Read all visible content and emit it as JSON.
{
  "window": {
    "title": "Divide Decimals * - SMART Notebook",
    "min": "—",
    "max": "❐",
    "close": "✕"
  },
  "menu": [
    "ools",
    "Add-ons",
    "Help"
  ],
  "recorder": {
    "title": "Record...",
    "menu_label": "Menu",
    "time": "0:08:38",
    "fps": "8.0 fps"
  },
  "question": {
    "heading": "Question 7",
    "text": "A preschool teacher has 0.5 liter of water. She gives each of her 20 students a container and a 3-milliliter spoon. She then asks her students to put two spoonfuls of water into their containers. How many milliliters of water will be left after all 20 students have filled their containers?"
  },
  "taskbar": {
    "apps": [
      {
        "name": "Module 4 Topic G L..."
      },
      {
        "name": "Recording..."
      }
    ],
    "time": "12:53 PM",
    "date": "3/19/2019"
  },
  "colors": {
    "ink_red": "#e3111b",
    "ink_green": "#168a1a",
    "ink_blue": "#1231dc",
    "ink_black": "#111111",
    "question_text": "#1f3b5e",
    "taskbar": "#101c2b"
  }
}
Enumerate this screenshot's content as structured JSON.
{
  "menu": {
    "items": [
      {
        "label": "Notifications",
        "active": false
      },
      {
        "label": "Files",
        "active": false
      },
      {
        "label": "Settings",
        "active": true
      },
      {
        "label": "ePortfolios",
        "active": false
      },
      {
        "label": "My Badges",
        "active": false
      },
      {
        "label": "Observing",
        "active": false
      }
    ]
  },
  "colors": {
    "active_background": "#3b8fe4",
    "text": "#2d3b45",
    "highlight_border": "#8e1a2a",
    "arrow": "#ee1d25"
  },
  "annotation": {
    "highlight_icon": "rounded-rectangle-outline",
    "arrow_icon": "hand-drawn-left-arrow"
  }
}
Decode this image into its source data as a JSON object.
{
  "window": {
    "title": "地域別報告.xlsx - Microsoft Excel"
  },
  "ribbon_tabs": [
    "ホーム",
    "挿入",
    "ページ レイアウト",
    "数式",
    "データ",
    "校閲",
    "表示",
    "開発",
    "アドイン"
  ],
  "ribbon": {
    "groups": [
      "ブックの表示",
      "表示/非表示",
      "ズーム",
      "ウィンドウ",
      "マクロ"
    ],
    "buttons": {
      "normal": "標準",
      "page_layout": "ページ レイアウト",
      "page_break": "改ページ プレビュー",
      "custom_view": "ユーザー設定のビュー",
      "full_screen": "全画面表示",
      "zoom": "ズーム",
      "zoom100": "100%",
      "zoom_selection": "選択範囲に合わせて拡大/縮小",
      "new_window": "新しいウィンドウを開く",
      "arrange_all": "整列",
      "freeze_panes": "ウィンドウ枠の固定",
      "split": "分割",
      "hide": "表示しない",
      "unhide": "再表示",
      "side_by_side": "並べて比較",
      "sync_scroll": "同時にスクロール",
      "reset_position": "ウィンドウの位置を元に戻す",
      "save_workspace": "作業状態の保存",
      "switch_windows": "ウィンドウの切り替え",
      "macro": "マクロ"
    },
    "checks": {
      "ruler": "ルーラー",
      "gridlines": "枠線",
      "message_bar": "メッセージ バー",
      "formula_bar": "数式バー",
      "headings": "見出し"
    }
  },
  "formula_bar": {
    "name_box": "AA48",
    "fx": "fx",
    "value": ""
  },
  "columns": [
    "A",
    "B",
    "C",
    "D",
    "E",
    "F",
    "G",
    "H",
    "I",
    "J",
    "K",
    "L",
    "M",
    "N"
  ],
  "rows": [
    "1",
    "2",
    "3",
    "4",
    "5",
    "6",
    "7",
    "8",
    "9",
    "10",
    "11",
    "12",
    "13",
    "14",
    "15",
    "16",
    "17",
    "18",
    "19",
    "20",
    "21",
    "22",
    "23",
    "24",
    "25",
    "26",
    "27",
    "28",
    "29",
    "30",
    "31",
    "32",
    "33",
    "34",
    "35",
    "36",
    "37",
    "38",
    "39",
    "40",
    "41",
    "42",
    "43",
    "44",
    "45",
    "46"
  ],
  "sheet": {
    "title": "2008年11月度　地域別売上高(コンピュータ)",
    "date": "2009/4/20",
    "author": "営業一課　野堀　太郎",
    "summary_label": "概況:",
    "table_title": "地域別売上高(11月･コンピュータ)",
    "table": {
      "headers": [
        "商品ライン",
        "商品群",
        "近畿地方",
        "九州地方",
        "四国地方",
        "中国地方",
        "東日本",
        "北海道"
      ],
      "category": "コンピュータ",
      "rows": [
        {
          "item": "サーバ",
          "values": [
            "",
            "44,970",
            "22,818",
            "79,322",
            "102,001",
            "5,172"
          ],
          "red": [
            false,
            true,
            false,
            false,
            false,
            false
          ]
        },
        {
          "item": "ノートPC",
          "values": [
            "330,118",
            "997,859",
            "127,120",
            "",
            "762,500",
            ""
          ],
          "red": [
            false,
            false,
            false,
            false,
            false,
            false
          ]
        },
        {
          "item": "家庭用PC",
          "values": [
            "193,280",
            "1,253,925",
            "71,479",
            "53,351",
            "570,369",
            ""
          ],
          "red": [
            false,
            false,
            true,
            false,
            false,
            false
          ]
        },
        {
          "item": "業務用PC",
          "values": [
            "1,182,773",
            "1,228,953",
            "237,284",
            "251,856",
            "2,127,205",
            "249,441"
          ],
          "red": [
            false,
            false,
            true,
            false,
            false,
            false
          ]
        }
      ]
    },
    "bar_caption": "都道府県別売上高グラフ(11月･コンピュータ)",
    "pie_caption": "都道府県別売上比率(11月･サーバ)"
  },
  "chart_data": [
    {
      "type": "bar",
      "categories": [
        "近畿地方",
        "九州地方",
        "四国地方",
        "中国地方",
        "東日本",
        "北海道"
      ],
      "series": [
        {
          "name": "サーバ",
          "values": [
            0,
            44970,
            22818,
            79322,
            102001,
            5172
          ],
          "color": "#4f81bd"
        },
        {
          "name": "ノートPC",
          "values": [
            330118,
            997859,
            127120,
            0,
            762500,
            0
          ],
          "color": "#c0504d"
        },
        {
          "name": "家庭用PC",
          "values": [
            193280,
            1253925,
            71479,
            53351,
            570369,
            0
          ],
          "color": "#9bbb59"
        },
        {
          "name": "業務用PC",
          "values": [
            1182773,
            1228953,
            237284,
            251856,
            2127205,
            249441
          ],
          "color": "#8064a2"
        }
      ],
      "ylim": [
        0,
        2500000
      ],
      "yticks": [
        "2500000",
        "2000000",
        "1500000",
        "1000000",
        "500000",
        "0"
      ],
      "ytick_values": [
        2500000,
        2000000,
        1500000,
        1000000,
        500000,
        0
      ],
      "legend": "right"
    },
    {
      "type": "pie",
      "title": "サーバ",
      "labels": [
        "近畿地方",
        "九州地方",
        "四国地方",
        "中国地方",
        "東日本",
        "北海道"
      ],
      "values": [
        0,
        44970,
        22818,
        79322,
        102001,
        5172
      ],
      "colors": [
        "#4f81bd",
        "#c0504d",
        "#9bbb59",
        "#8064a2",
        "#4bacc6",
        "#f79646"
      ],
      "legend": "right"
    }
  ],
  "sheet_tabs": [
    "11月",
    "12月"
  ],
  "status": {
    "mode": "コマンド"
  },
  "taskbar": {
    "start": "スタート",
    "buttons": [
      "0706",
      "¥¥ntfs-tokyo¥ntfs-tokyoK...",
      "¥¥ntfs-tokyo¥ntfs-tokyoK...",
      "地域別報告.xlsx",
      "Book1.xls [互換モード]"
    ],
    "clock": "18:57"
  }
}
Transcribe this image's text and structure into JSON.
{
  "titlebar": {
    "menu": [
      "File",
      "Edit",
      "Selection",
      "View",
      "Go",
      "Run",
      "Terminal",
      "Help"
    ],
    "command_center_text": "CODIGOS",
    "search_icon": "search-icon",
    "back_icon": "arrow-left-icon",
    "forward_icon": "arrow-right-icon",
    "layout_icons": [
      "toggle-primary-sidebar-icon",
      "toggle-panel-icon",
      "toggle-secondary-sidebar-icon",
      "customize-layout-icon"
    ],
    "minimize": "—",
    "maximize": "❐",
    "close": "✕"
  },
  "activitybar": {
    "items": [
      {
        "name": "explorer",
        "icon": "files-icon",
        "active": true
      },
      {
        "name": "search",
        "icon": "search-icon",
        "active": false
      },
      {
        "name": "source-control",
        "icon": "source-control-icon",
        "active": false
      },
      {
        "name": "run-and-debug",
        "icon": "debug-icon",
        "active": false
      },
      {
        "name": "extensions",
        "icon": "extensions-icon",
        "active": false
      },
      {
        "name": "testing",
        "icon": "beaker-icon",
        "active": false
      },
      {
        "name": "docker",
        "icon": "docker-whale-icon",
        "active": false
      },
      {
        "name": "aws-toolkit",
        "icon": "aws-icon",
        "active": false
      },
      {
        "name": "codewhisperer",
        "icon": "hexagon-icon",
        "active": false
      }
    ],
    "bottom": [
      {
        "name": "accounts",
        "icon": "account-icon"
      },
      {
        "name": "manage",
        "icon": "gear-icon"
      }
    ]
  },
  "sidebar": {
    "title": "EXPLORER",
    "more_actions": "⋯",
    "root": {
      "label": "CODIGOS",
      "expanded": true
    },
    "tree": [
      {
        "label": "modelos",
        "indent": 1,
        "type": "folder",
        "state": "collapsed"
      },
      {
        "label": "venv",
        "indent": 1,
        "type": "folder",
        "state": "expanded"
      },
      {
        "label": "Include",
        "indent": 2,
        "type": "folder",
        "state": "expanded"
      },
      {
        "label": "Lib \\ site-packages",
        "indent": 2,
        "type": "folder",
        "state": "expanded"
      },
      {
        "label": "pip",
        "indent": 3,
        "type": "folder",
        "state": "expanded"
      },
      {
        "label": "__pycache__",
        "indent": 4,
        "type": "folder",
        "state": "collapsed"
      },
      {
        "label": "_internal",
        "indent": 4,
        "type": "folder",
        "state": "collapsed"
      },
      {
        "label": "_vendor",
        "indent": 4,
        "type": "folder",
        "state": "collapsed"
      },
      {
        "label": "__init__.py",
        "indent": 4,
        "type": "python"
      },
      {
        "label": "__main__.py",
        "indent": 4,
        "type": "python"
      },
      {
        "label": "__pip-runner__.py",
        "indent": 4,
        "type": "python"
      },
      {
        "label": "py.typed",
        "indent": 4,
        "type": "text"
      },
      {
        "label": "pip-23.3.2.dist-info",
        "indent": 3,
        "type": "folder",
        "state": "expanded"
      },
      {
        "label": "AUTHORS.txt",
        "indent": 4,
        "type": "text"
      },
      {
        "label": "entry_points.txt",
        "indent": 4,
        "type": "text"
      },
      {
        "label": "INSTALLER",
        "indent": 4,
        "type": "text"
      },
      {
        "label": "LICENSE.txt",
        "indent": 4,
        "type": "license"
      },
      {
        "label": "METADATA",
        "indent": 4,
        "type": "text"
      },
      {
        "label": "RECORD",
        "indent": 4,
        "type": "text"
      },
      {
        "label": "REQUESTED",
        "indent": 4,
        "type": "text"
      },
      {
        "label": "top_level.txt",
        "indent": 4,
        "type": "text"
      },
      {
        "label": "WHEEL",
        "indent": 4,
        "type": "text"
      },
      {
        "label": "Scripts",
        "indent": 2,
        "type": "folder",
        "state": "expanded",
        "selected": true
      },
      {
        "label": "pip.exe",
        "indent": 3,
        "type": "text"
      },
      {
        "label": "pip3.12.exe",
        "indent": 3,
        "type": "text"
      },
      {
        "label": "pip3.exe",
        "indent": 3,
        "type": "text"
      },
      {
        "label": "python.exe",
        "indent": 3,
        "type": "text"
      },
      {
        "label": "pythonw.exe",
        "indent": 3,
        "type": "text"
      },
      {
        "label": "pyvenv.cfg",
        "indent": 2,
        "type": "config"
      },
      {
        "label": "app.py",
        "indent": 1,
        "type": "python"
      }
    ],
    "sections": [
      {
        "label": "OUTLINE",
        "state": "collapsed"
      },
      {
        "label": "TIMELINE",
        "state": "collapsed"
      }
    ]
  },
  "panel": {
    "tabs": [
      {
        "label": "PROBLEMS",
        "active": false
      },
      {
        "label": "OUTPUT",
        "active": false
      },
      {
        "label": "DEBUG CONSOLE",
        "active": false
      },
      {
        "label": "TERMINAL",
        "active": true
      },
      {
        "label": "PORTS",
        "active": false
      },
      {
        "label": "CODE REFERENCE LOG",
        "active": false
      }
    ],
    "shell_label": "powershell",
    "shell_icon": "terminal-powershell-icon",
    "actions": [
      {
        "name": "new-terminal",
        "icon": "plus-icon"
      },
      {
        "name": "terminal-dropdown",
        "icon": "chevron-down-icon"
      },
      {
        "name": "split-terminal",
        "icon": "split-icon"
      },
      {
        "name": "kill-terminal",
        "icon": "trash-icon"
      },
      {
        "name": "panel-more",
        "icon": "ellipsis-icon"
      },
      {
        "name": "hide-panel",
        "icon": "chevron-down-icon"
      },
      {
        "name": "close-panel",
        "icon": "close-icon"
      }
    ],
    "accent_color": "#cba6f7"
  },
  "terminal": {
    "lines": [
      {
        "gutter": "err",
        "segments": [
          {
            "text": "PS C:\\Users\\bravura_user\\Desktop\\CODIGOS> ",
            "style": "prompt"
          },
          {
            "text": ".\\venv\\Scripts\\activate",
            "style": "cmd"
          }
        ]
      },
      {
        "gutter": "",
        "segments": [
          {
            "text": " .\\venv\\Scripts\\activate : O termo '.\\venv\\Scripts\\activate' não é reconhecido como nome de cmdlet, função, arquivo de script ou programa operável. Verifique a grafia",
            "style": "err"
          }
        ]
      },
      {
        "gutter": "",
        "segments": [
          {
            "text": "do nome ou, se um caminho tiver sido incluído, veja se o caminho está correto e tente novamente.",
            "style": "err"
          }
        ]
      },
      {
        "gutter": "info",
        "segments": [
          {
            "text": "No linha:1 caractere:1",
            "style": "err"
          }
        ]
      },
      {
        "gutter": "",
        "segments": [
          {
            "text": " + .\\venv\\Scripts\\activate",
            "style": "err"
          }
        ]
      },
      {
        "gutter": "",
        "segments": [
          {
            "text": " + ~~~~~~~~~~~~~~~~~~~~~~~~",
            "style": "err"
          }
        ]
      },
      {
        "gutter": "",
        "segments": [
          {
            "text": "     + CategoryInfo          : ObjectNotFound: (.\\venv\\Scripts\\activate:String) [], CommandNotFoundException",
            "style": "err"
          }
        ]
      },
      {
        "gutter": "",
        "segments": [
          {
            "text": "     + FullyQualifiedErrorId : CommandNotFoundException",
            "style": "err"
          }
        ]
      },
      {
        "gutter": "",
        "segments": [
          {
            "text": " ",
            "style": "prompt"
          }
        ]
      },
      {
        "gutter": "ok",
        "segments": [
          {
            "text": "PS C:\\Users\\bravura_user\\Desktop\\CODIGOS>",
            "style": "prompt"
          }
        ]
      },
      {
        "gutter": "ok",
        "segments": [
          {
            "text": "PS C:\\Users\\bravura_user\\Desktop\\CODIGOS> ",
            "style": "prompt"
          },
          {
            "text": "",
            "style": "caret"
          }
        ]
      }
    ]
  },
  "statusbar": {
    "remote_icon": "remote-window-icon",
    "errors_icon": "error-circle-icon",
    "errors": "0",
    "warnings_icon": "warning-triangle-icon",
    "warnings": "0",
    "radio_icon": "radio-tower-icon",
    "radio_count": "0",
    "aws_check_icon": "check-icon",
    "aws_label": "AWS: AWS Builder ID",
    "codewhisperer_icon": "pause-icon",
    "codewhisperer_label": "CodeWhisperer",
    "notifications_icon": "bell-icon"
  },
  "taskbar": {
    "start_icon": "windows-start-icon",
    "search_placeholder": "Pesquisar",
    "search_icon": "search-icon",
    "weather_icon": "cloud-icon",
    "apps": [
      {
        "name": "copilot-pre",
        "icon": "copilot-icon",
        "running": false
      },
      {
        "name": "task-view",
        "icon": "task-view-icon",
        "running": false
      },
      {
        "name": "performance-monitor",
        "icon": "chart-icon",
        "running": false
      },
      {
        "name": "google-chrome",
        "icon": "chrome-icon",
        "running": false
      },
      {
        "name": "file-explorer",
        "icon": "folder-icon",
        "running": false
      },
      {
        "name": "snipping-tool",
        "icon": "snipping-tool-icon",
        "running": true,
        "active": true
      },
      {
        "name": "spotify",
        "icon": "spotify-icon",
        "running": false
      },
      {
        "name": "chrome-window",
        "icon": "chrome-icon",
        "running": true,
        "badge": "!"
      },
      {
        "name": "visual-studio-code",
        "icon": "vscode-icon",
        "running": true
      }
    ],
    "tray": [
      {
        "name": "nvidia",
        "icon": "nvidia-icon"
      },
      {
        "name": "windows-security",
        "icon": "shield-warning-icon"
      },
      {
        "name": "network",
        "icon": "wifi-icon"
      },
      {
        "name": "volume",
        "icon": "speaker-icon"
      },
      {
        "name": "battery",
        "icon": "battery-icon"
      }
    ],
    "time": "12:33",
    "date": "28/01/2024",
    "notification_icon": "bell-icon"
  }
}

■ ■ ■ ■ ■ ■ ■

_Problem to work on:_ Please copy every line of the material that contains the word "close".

_Output:_
    "close": "✕"
    "close": "✕"
        "name": "close-panel",
        "icon": "close-icon"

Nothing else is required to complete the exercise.